┌─ EXERCISE DATA
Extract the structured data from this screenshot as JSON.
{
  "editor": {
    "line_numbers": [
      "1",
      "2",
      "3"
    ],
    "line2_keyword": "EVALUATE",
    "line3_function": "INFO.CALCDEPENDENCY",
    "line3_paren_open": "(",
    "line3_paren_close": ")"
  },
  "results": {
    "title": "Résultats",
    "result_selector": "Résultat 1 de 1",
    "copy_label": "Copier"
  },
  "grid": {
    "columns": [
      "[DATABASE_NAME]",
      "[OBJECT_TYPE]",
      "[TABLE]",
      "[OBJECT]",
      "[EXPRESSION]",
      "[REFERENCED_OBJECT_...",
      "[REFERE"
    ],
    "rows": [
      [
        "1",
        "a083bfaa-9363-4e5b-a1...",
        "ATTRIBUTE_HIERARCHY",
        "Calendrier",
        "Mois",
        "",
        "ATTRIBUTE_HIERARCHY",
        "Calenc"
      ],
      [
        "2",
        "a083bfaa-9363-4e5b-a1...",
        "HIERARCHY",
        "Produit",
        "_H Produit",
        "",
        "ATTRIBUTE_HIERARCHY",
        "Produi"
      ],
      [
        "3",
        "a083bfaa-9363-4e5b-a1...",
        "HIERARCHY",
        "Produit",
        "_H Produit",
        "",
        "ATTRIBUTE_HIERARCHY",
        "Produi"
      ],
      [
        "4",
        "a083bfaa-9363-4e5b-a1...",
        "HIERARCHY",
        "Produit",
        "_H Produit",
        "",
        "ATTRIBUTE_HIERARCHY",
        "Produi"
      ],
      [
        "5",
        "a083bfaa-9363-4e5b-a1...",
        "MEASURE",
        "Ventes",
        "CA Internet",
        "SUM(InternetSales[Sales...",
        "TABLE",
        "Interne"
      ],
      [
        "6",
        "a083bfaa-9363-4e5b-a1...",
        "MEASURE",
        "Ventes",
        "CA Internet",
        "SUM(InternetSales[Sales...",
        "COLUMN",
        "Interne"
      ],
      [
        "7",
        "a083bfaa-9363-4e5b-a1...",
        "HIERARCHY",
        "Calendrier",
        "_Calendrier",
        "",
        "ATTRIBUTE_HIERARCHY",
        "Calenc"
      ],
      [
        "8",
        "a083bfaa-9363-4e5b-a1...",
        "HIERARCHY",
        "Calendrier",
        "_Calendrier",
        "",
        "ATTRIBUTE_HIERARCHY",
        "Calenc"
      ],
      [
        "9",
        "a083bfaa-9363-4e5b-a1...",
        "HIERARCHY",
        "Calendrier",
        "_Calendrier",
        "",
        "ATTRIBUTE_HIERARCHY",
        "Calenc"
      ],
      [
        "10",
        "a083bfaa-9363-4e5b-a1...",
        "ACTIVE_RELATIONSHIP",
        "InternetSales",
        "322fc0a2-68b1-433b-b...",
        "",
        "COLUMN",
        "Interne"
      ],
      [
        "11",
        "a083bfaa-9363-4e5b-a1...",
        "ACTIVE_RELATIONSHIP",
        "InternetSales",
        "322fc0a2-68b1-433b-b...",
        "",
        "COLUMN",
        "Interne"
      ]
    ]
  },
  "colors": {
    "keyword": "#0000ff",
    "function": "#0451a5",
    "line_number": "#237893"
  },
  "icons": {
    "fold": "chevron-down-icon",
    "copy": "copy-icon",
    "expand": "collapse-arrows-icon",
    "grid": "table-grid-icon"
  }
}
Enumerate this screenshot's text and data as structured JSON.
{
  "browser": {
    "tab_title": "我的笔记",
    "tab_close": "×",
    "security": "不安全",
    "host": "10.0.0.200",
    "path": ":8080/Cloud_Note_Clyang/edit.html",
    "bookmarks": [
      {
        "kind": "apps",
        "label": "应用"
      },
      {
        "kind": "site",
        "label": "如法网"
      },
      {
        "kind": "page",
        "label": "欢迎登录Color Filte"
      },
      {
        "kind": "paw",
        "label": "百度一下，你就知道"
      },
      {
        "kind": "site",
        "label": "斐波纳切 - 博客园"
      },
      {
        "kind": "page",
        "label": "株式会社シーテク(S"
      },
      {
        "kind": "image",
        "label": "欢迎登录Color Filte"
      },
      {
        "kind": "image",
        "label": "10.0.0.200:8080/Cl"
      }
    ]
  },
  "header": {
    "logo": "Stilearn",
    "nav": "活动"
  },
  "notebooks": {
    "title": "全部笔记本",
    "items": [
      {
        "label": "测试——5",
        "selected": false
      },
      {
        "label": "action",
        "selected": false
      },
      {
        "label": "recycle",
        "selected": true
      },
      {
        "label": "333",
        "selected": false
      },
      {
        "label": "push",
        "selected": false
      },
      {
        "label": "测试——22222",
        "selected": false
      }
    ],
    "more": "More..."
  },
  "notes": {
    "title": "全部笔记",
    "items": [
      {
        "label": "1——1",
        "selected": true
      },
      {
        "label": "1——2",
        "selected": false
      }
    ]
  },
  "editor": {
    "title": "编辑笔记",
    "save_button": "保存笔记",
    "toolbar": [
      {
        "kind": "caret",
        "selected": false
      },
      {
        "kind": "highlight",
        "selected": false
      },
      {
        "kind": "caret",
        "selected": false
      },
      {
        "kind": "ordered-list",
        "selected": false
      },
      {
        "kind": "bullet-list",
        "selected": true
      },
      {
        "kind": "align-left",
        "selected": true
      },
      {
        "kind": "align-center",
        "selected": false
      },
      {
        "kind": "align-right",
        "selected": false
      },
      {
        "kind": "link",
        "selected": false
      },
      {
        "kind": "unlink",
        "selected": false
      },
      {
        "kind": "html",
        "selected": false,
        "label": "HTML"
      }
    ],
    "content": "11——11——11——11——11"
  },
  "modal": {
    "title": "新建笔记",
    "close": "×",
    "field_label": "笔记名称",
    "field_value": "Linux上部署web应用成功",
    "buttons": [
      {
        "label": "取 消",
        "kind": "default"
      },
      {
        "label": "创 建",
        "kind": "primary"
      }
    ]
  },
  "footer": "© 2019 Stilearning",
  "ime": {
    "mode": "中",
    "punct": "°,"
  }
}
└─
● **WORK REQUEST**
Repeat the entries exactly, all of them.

● **OUTPUT FOR THIS EXERCISE**
Extract the structured data from this screenshot as JSON.
{
  "editor": {
    "line_numbers": [
      "1",
      "2",
      "3"
    ],
    "line2_keyword": "EVALUATE",
    "line3_function": "INFO.CALCDEPENDENCY",
    "line3_paren_open": "(",
    "line3_paren_close": ")"
  },
  "results": {
    "title": "Résultats",
    "result_selector": "Résultat 1 de 1",
    "copy_label": "Copier"
  },
  "grid": {
    "columns": [
      "[DATABASE_NAME]",
      "[OBJECT_TYPE]",
      "[TABLE]",
      "[OBJECT]",
      "[EXPRESSION]",
      "[REFERENCED_OBJECT_...",
      "[REFERE"
    ],
    "rows": [
      [
        "1",
        "a083bfaa-9363-4e5b-a1...",
        "ATTRIBUTE_HIERARCHY",
        "Calendrier",
        "Mois",
        "",
        "ATTRIBUTE_HIERARCHY",
        "Calenc"
      ],
      [
        "2",
        "a083bfaa-9363-4e5b-a1...",
        "HIERARCHY",
        "Produit",
        "_H Produit",
        "",
        "ATTRIBUTE_HIERARCHY",
        "Produi"
      ],
      [
        "3",
        "a083bfaa-9363-4e5b-a1...",
        "HIERARCHY",
        "Produit",
        "_H Produit",
        "",
        "ATTRIBUTE_HIERARCHY",
        "Produi"
      ],
      [
        "4",
        "a083bfaa-9363-4e5b-a1...",
        "HIERARCHY",
        "Produit",
        "_H Produit",
        "",
        "ATTRIBUTE_HIERARCHY",
        "Produi"
      ],
      [
        "5",
        "a083bfaa-9363-4e5b-a1...",
        "MEASURE",
        "Ventes",
        "CA Internet",
        "SUM(InternetSales[Sales...",
        "TABLE",
        "Interne"
      ],
      [
        "6",
        "a083bfaa-9363-4e5b-a1...",
        "MEASURE",
        "Ventes",
        "CA Internet",
        "SUM(InternetSales[Sales...",
        "COLUMN",
        "Interne"
      ],
      [
        "7",
        "a083bfaa-9363-4e5b-a1...",
        "HIERARCHY",
        "Calendrier",
        "_Calendrier",
        "",
        "ATTRIBUTE_HIERARCHY",
        "Calenc"
      ],
      [
        "8",
        "a083bfaa-9363-4e5b-a1...",
        "HIERARCHY",
        "Calendrier",
        "_Calendrier",
        "",
        "ATTRIBUTE_HIERARCHY",
        "Calenc"
      ],
      [
        "9",
        "a083bfaa-9363-4e5b-a1...",
        "HIERARCHY",
        "Calendrier",
        "_Calendrier",
        "",
        "ATTRIBUTE_HIERARCHY",
        "Calenc"
      ],
      [
        "10",
        "a083bfaa-9363-4e5b-a1...",
        "ACTIVE_RELATIONSHIP",
        "InternetSales",
        "322fc0a2-68b1-433b-b...",
        "",
        "COLUMN",
        "Interne"
      ],
      [
        "11",
        "a083bfaa-9363-4e5b-a1...",
        "ACTIVE_RELATIONSHIP",
        "InternetSales",
        "322fc0a2-68b1-433b-b...",
        "",
        "COLUMN",
        "Interne"
      ]
    ]
  },
  "colors": {
    "keyword": "#0000ff",
    "function": "#0451a5",
    "line_number": "#237893"
  },
  "icons": {
    "fold": "chevron-down-icon",
    "copy": "copy-icon",
    "expand": "collapse-arrows-icon",
    "grid": "table-grid-icon"
  }
}
Enumerate this screenshot's text and data as structured JSON.
{
  "browser": {
    "tab_title": "我的笔记",
    "tab_close": "×",
    "security": "不安全",
    "host": "10.0.0.200",
    "path": ":8080/Cloud_Note_Clyang/edit.html",
    "bookmarks": [
      {
        "kind": "apps",
        "label": "应用"
      },
      {
        "kind": "site",
        "label": "如法网"
      },
      {
        "kind": "page",
        "label": "欢迎登录Color Filte"
      },
      {
        "kind": "paw",
        "label": "百度一下，你就知道"
      },
      {
        "kind": "site",
        "label": "斐波纳切 - 博客园"
      },
      {
        "kind": "page",
        "label": "株式会社シーテク(S"
      },
      {
        "kind": "image",
        "label": "欢迎登录Color Filte"
      },
      {
        "kind": "image",
        "label": "10.0.0.200:8080/Cl"
      }
    ]
  },
  "header": {
    "logo": "Stilearn",
    "nav": "活动"
  },
  "notebooks": {
    "title": "全部笔记本",
    "items": [
      {
        "label": "测试——5",
        "selected": false
      },
      {
        "label": "action",
        "selected": false
      },
      {
        "label": "recycle",
        "selected": true
      },
      {
        "label": "333",
        "selected": false
      },
      {
        "label": "push",
        "selected": false
      },
      {
        "label": "测试——22222",
        "selected": false
      }
    ],
    "more": "More..."
  },
  "notes": {
    "title": "全部笔记",
    "items": [
      {
        "label": "1——1",
        "selected": true
      },
      {
        "label": "1——2",
        "selected": false
      }
    ]
  },
  "editor": {
    "title": "编辑笔记",
    "save_button": "保存笔记",
    "toolbar": [
      {
        "kind": "caret",
        "selected": false
      },
      {
        "kind": "highlight",
        "selected": false
      },
      {
        "kind": "caret",
        "selected": false
      },
      {
        "kind": "ordered-list",
        "selected": false
      },
      {
        "kind": "bullet-list",
        "selected": true
      },
      {
        "kind": "align-left",
        "selected": true
      },
      {
        "kind": "align-center",
        "selected": false
      },
      {
        "kind": "align-right",
        "selected": false
      },
      {
        "kind": "link",
        "selected": false
      },
      {
        "kind": "unlink",
        "selected": false
      },
      {
        "kind": "html",
        "selected": false,
        "label": "HTML"
      }
    ],
    "content": "11——11——11——11——11"
  },
  "modal": {
    "title": "新建笔记",
    "close": "×",
    "field_label": "笔记名称",
    "field_value": "Linux上部署web应用成功",
    "buttons": [
      {
        "label": "取 消",
        "kind": "default"
      },
      {
        "label": "创 建",
        "kind": "primary"
      }
    ]
  },
  "footer": "© 2019 Stilearning",
  "ime": {
    "mode": "中",
    "punct": "°,"
  }
}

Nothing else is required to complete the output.